Breaking the cycle of codependency is challenging but rewarding. You can take small steps toward codependency recovery daily to help you grow into a healthier and more balanced relationship.
You and your partner are two separate people with different emotions. There needs to be a clear line between you. You can share interests and goals and develop an interdependent or healthy relationship. But, you need to maintain your boundaries.
2. Challenge Feelings
Change self-doubt into self-reliance. Your strength is not dependent on the other person. You have your power. Grow into it, lean into it, nurture it, and celebrate it.
4. Notice Your Judgments
You’re making changes in who you are and your relationship. Pay attention to judging yourself or your codependent partner. Change those negative statements into neutral or positive ones.
5. Identify Your Role and Responsibilities
Delineate responsibilities and roles within the relationship. Take action and set boundaries for what you will do to help your partner. Create time for yourself.
6. Realize it’s Okay to Need Help

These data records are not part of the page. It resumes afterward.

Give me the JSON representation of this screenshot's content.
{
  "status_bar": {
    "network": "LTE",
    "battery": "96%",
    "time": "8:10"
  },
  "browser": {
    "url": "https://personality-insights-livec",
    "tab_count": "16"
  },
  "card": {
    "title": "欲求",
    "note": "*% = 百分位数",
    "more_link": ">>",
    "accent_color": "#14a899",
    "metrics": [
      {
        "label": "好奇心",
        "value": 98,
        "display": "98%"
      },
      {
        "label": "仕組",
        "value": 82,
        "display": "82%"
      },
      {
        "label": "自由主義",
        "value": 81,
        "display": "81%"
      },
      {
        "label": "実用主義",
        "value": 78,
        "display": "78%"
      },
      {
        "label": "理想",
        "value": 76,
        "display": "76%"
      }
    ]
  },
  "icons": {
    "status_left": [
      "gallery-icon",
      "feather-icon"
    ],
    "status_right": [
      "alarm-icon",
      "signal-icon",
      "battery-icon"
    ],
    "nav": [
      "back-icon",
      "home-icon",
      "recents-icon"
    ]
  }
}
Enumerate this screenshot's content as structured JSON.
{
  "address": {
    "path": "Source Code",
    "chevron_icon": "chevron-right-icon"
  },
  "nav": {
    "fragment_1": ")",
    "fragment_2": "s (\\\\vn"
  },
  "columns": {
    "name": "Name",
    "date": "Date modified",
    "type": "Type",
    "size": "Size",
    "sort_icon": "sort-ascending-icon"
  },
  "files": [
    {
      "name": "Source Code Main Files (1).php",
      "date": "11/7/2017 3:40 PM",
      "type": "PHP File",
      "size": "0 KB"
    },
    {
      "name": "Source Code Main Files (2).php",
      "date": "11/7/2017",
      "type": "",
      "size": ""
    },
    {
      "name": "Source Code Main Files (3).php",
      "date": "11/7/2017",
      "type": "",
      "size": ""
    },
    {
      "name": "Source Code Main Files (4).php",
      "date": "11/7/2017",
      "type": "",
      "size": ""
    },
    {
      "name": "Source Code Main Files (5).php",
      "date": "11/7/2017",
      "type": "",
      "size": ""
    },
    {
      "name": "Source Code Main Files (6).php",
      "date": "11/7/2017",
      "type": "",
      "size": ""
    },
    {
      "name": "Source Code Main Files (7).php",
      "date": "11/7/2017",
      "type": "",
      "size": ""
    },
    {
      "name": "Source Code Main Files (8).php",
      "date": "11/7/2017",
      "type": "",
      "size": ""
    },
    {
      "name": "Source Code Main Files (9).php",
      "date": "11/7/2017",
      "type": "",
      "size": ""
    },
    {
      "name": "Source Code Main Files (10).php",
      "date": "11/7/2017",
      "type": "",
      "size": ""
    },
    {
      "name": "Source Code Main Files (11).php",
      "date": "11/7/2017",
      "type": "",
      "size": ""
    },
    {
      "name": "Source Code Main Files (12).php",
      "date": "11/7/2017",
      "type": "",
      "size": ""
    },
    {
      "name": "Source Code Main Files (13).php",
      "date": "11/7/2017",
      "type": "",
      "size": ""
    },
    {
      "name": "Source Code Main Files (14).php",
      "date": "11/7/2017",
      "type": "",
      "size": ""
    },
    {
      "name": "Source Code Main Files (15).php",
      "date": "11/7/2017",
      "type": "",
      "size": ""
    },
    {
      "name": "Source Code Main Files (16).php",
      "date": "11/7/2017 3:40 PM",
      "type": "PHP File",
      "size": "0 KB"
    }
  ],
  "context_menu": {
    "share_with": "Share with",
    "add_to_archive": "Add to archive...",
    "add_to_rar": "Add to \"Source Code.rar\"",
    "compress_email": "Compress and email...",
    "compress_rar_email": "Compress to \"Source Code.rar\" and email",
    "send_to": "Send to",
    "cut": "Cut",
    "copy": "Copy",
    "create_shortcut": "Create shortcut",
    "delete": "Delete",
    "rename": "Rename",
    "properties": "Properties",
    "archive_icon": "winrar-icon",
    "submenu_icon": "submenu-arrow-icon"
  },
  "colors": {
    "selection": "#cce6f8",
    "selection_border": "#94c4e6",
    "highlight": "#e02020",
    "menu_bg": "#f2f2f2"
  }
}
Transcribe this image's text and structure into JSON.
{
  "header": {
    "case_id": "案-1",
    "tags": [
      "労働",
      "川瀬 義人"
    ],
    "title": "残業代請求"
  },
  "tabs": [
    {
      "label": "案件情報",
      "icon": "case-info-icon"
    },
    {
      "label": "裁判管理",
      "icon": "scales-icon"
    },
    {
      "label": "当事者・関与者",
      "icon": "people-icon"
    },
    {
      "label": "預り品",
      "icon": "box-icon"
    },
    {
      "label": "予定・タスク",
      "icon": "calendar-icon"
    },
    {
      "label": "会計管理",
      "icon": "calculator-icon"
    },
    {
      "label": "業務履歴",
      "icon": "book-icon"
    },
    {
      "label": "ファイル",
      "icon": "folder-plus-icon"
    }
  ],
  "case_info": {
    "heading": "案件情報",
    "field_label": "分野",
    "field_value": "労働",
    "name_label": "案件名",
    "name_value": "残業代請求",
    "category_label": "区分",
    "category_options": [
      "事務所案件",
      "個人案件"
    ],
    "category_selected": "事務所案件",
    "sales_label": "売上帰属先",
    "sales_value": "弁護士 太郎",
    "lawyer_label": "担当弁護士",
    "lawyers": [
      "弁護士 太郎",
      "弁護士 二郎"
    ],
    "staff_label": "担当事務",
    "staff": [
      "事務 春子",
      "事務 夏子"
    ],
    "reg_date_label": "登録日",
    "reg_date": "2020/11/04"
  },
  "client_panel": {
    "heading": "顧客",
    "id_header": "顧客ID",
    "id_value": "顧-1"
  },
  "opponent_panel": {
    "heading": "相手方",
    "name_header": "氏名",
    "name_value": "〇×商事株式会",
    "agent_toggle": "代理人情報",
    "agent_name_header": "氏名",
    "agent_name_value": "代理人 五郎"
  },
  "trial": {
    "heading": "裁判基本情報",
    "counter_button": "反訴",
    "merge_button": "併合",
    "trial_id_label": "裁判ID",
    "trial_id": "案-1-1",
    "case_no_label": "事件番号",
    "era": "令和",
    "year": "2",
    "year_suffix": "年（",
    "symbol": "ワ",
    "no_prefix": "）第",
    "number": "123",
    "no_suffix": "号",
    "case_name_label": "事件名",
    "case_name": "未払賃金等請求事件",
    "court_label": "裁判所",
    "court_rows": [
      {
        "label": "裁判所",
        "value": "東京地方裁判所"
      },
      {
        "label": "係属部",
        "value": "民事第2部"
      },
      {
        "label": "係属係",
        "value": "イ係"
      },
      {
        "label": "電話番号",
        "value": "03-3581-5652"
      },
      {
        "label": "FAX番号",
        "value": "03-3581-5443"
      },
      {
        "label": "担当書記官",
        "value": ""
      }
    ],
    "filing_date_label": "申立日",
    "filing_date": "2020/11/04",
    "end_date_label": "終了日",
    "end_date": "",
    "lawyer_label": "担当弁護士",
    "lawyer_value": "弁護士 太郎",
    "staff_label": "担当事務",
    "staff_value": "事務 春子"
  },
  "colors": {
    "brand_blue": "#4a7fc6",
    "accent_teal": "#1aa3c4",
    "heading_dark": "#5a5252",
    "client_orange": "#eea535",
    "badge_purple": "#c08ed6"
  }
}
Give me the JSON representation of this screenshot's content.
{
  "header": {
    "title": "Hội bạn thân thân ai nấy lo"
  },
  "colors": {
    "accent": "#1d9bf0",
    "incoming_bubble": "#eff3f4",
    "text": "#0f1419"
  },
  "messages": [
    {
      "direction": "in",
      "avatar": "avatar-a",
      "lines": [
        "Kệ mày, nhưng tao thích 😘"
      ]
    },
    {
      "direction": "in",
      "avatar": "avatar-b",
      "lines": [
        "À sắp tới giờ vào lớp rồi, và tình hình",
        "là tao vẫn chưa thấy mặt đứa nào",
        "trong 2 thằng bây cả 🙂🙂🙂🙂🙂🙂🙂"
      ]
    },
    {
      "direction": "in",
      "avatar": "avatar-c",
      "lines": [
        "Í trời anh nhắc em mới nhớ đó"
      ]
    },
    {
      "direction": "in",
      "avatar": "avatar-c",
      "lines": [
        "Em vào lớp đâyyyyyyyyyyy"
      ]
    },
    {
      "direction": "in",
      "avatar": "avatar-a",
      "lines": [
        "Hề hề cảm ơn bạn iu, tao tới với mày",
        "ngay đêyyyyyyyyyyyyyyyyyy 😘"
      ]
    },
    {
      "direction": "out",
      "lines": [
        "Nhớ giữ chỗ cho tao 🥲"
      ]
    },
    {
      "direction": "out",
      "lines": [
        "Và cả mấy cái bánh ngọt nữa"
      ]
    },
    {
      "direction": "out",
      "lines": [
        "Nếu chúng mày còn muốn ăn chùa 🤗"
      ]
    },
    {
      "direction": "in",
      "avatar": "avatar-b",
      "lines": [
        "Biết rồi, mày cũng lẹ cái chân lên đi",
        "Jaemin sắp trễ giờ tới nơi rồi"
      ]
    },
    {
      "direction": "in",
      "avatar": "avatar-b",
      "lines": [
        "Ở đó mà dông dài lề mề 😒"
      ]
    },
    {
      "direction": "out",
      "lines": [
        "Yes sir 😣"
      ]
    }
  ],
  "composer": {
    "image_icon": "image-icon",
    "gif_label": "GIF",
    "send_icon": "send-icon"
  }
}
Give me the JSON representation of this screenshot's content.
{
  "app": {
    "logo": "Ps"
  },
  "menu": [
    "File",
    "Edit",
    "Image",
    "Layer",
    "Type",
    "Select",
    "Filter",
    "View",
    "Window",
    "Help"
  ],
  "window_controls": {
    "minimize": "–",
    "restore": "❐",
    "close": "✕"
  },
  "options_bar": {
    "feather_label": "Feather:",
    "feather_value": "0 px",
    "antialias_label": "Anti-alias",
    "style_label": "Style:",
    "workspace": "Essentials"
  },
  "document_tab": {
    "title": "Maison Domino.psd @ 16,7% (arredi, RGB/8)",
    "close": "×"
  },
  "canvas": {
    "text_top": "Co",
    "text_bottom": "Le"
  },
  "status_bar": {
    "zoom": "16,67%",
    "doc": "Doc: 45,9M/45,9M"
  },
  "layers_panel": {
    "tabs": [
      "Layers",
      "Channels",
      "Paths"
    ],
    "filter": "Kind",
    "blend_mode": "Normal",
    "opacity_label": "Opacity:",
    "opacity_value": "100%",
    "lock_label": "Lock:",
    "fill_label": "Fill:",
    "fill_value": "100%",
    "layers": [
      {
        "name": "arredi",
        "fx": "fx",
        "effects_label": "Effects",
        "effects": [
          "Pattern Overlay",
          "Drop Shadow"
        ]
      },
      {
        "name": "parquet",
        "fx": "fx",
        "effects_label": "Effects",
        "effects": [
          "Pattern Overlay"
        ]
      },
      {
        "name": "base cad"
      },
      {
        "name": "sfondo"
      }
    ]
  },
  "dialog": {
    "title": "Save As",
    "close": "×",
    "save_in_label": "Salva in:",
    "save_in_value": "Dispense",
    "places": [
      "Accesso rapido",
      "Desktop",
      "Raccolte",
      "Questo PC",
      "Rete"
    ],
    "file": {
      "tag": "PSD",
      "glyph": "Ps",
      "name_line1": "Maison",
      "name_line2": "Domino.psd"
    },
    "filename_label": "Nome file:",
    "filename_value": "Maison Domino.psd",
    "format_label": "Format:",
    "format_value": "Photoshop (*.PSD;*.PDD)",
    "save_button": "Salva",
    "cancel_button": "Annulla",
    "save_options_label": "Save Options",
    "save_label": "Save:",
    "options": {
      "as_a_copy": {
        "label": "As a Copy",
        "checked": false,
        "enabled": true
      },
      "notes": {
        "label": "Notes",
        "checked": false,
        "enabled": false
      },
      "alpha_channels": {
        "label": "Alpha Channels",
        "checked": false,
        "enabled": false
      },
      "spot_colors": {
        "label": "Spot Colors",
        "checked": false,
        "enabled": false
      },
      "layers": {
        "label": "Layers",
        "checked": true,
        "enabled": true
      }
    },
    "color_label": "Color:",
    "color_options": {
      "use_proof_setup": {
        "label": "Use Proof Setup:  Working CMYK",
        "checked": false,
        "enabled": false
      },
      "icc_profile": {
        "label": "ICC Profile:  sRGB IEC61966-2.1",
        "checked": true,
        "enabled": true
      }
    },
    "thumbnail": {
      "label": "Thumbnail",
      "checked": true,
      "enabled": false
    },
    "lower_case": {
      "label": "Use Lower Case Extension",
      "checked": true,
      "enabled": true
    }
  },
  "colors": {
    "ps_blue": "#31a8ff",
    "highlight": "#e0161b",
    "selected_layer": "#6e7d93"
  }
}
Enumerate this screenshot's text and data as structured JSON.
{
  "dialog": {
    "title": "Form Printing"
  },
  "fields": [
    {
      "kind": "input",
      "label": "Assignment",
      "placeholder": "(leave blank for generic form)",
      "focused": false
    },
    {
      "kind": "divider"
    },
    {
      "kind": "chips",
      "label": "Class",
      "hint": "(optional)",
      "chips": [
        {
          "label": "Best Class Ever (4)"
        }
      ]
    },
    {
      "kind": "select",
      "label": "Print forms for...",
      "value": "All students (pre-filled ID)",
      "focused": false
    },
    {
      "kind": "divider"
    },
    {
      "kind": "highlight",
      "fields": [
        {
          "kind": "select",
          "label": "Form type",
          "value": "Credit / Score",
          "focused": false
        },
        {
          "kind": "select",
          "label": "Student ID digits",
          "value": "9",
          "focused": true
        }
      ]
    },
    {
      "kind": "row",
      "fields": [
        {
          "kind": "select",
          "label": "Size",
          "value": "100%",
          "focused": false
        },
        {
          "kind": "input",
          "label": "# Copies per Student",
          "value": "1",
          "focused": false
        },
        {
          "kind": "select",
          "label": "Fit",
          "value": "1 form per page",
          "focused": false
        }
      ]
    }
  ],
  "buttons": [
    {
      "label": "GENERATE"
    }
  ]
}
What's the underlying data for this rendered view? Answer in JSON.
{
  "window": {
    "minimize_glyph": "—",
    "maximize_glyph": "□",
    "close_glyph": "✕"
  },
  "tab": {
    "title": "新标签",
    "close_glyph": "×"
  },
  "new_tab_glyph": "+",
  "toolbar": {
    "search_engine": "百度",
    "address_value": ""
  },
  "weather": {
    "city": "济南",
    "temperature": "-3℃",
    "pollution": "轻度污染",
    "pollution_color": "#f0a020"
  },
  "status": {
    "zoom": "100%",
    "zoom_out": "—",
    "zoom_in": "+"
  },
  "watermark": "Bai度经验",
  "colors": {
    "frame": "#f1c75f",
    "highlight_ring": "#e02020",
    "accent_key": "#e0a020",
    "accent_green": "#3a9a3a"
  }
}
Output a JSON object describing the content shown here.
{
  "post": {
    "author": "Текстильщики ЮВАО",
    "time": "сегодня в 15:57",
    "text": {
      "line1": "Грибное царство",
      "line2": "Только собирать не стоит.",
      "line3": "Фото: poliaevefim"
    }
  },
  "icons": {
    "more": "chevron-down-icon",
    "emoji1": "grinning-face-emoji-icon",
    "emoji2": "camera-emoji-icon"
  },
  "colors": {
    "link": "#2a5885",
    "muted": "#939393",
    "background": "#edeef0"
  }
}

Breaking the cycle of codependency may sound easy, but it takes practice, willpower, and determination. You may require support through counseling, therapy, or coaching to help create or maintain your new relationship boundaries.
How BAI Can Help
Once you understand the signs of codependency you may realize that you need help strengthening your relationships. At the Begin Again Institute, we recognize that stopping codependency alone is difficult. Therefore, we offer a unique treatment plan for partners of those with sex or porn addictions. We understand that your codependent attachment style comes from a place of love and concern. We will help you develop new coping mechanisms to help you and your partner thrive.